"""
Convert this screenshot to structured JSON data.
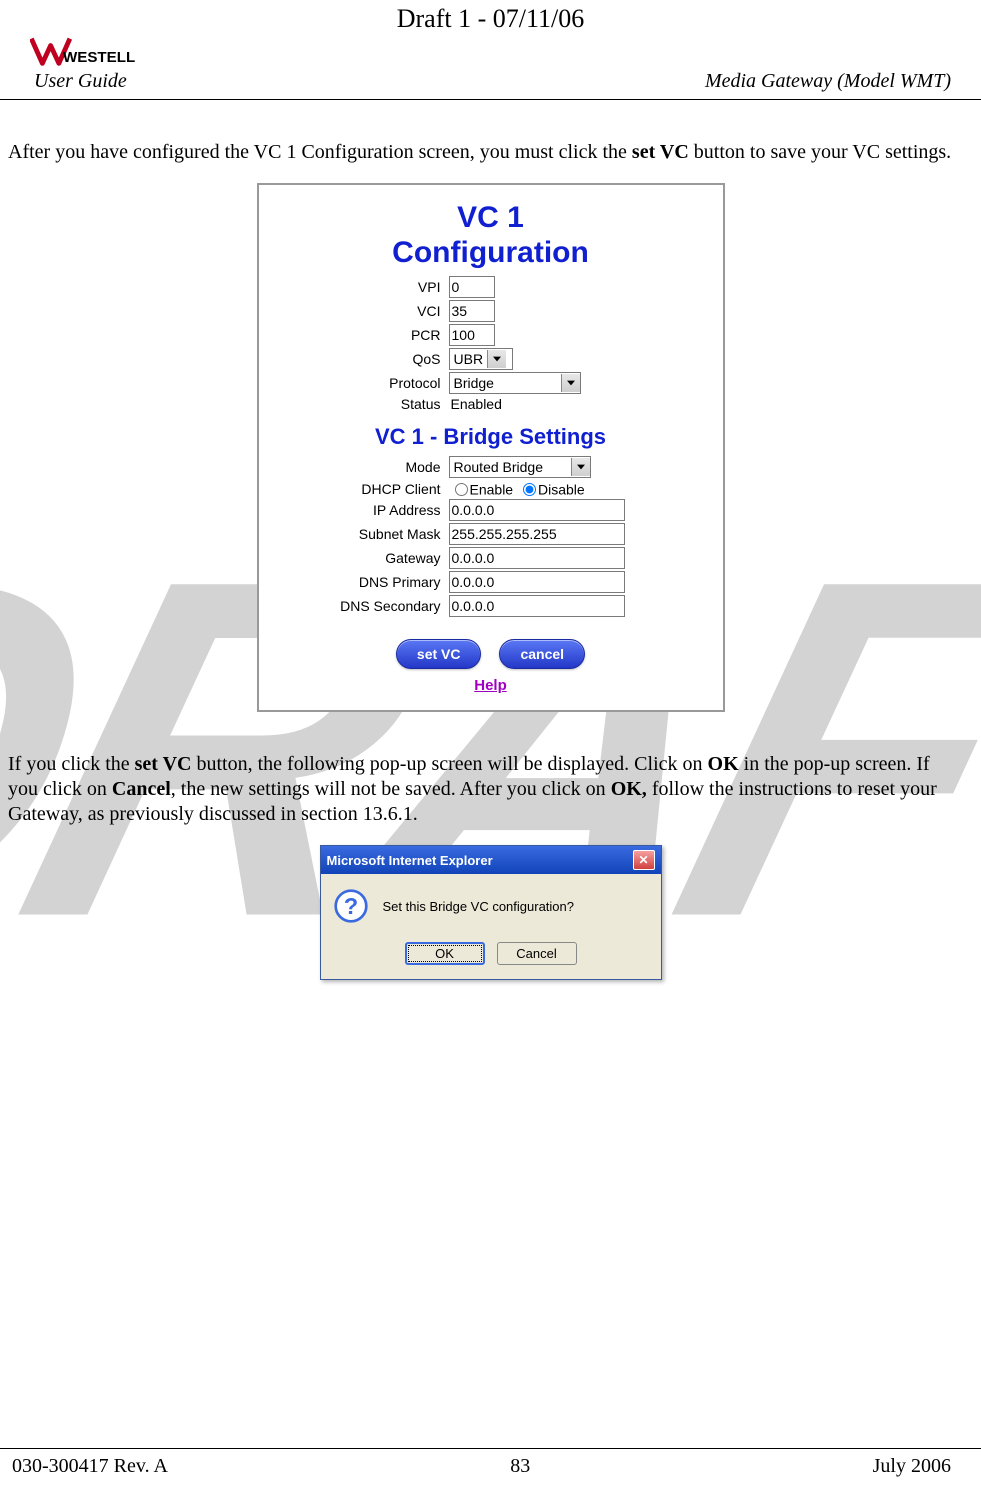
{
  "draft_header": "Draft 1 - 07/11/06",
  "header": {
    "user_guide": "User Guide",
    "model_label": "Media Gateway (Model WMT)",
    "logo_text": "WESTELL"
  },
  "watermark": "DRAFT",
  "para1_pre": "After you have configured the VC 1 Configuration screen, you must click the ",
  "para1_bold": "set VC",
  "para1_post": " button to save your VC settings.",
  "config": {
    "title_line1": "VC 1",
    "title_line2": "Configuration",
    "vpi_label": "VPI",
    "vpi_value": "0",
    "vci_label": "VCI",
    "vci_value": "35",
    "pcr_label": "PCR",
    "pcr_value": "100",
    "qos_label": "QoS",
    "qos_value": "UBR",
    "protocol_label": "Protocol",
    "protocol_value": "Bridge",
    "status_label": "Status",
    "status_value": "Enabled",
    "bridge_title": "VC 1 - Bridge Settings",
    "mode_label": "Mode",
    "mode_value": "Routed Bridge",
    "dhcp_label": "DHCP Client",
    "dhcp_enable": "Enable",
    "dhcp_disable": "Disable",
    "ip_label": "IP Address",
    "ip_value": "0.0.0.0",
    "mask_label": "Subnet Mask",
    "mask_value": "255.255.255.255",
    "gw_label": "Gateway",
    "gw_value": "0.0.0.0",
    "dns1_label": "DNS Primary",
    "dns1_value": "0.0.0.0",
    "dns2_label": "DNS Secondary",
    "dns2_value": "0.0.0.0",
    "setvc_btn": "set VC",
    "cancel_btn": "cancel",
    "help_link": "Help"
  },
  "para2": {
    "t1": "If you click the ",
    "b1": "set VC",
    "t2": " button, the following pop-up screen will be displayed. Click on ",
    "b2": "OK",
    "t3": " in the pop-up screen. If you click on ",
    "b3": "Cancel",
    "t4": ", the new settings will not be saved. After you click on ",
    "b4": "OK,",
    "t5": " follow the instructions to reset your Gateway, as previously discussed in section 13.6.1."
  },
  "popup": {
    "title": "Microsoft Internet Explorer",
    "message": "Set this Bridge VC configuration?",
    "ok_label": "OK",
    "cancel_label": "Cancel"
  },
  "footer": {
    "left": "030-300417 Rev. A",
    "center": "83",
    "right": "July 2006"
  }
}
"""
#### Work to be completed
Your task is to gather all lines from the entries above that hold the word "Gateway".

#### Output for this exercise
    "model_label": "Media Gateway (Model WMT)",
    "gw_label": "Gateway",
    "t5": " follow the instructions to reset your Gateway, as previously discussed in section 13.6.1."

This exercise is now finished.